• [Work item]:
Repeat the records exactly, so that each line matches the original.

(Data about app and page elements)
↓

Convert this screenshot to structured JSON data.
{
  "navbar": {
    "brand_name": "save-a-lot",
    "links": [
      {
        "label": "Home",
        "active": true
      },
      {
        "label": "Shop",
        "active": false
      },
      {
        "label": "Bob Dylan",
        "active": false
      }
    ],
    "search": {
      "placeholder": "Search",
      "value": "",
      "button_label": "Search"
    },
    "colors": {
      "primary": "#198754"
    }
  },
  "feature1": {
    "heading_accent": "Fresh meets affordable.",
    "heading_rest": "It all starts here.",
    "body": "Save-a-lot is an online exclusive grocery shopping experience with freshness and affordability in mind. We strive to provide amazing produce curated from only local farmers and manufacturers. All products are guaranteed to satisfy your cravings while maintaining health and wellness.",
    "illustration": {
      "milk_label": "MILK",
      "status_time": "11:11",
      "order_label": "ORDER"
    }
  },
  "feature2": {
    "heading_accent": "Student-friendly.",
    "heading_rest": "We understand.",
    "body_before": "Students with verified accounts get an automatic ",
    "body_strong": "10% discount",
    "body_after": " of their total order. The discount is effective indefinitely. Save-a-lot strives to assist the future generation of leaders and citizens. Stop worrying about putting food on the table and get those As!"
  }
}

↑

• [Exercise answer]:
Convert this screenshot to structured JSON data.
{
  "navbar": {
    "brand_name": "save-a-lot",
    "links": [
      {
        "label": "Home",
        "active": true
      },
      {
        "label": "Shop",
        "active": false
      },
      {
        "label": "Bob Dylan",
        "active": false
      }
    ],
    "search": {
      "placeholder": "Search",
      "value": "",
      "button_label": "Search"
    },
    "colors": {
      "primary": "#198754"
    }
  },
  "feature1": {
    "heading_accent": "Fresh meets affordable.",
    "heading_rest": "It all starts here.",
    "body": "Save-a-lot is an online exclusive grocery shopping experience with freshness and affordability in mind. We strive to provide amazing produce curated from only local farmers and manufacturers. All products are guaranteed to satisfy your cravings while maintaining health and wellness.",
    "illustration": {
      "milk_label": "MILK",
      "status_time": "11:11",
      "order_label": "ORDER"
    }
  },
  "feature2": {
    "heading_accent": "Student-friendly.",
    "heading_rest": "We understand.",
    "body_before": "Students with verified accounts get an automatic ",
    "body_strong": "10% discount",
    "body_after": " of their total order. The discount is effective indefinitely. Save-a-lot strives to assist the future generation of leaders and citizens. Stop worrying about putting food on the table and get those As!"
  }
}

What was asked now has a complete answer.